[The data]

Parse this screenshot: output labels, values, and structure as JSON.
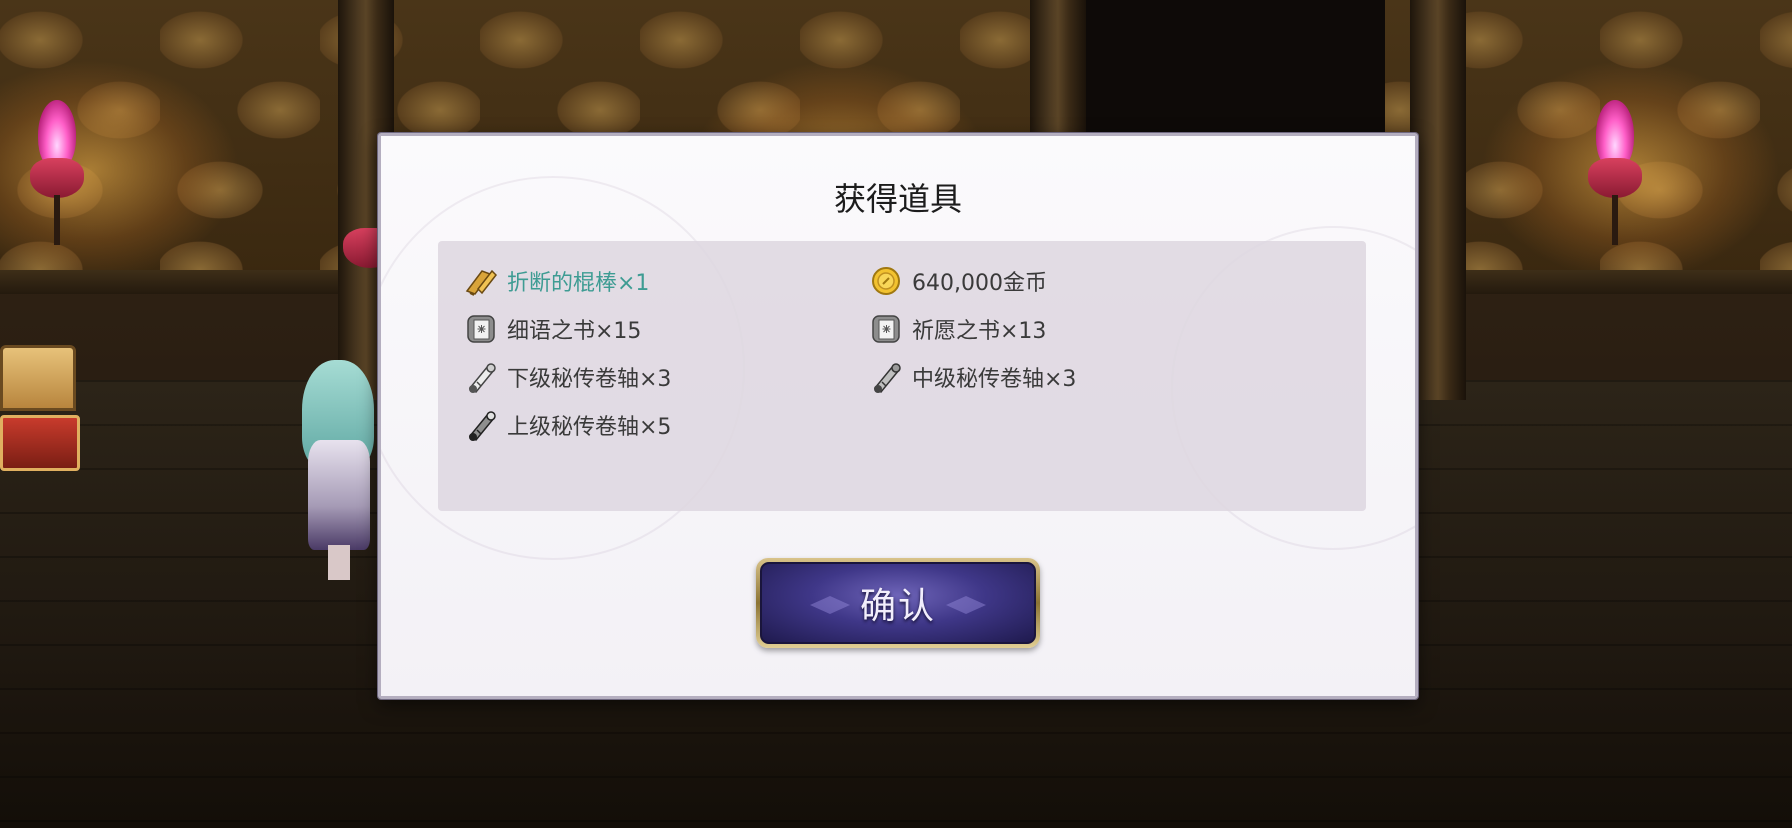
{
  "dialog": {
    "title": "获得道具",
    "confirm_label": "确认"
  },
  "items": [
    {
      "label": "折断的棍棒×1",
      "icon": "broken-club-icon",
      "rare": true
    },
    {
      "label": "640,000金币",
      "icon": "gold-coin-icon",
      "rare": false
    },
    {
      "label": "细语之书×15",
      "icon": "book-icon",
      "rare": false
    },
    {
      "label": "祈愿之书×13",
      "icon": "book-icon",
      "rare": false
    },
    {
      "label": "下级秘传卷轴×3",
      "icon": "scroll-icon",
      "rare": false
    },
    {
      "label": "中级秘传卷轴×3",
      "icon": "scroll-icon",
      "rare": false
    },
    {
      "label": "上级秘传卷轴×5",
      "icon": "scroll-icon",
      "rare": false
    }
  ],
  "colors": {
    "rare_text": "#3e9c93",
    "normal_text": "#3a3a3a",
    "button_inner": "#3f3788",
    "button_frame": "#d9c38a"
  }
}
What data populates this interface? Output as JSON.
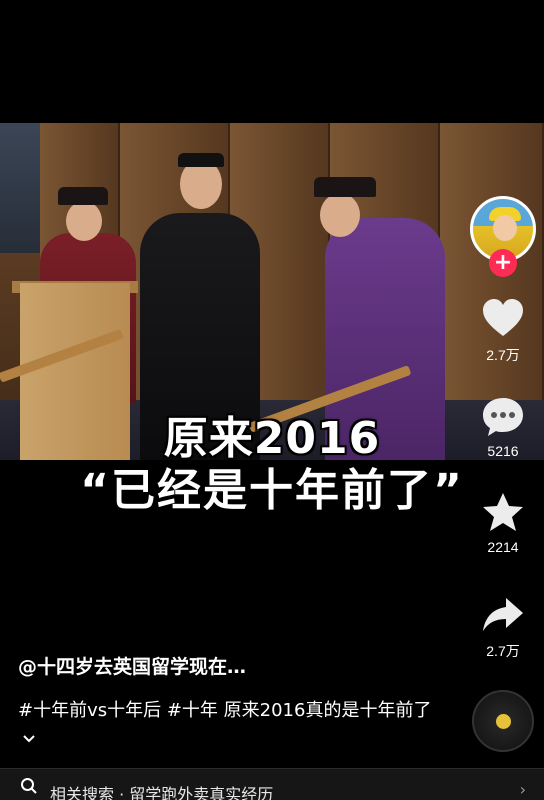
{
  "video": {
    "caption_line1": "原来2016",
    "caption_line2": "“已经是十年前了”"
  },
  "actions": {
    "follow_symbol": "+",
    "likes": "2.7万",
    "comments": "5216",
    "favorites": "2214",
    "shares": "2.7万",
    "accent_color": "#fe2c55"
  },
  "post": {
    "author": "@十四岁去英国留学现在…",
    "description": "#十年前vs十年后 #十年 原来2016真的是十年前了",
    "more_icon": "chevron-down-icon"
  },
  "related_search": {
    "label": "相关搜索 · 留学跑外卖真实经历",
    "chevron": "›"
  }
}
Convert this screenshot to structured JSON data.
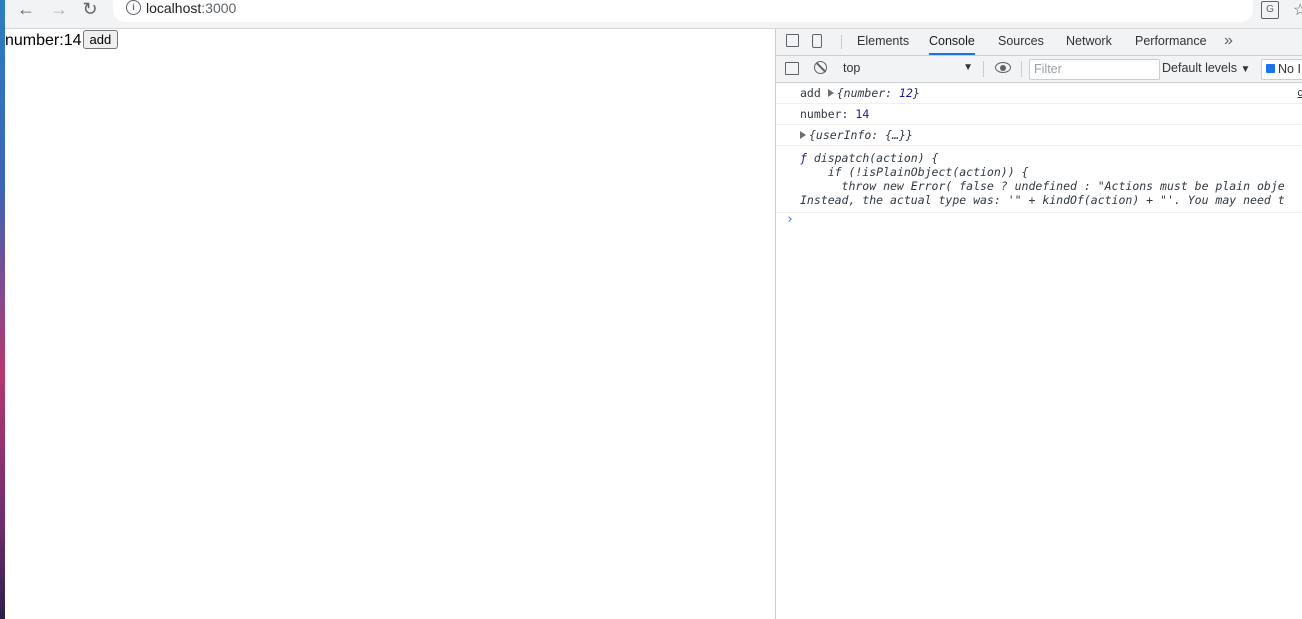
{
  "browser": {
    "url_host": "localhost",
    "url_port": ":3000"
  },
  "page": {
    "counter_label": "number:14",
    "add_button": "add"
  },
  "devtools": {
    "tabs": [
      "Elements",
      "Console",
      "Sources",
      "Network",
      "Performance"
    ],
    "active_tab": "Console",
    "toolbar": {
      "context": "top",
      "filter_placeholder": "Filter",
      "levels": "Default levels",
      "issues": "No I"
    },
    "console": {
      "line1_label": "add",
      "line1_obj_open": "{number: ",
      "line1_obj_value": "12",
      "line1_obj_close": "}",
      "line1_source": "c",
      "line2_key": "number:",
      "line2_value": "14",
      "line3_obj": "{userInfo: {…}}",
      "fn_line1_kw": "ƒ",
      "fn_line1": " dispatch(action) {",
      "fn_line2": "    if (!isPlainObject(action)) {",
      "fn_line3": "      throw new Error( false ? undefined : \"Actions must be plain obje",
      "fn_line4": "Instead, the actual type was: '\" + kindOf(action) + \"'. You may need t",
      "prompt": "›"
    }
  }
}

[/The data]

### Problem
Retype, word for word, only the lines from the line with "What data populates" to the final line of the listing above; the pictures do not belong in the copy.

### Solved problem
What data populates this interface? Output as JSON.
{
  "video": {
    "caption_line1": "原来2016",
    "caption_line2": "“已经是十年前了”"
  },
  "actions": {
    "follow_symbol": "+",
    "likes": "2.7万",
    "comments": "5216",
    "favorites": "2214",
    "shares": "2.7万",
    "accent_color": "#fe2c55"
  },
  "post": {
    "author": "@十四岁去英国留学现在…",
    "description": "#十年前vs十年后 #十年 原来2016真的是十年前了",
    "more_icon": "chevron-down-icon"
  },
  "related_search": {
    "label": "相关搜索 · 留学跑外卖真实经历",
    "chevron": "›"
  }
}
Convert this screenshot to structured JSON data.
{
  "browser": {
    "url_host": "localhost",
    "url_port": ":3000"
  },
  "page": {
    "counter_label": "number:14",
    "add_button": "add"
  },
  "devtools": {
    "tabs": [
      "Elements",
      "Console",
      "Sources",
      "Network",
      "Performance"
    ],
    "active_tab": "Console",
    "toolbar": {
      "context": "top",
      "filter_placeholder": "Filter",
      "levels": "Default levels",
      "issues": "No I"
    },
    "console": {
      "line1_label": "add",
      "line1_obj_open": "{number: ",
      "line1_obj_value": "12",
      "line1_obj_close": "}",
      "line1_source": "c",
      "line2_key": "number:",
      "line2_value": "14",
      "line3_obj": "{userInfo: {…}}",
      "fn_line1_kw": "ƒ",
      "fn_line1": " dispatch(action) {",
      "fn_line2": "    if (!isPlainObject(action)) {",
      "fn_line3": "      throw new Error( false ? undefined : \"Actions must be plain obje",
      "fn_line4": "Instead, the actual type was: '\" + kindOf(action) + \"'. You may need t",
      "prompt": "›"
    }
  }
}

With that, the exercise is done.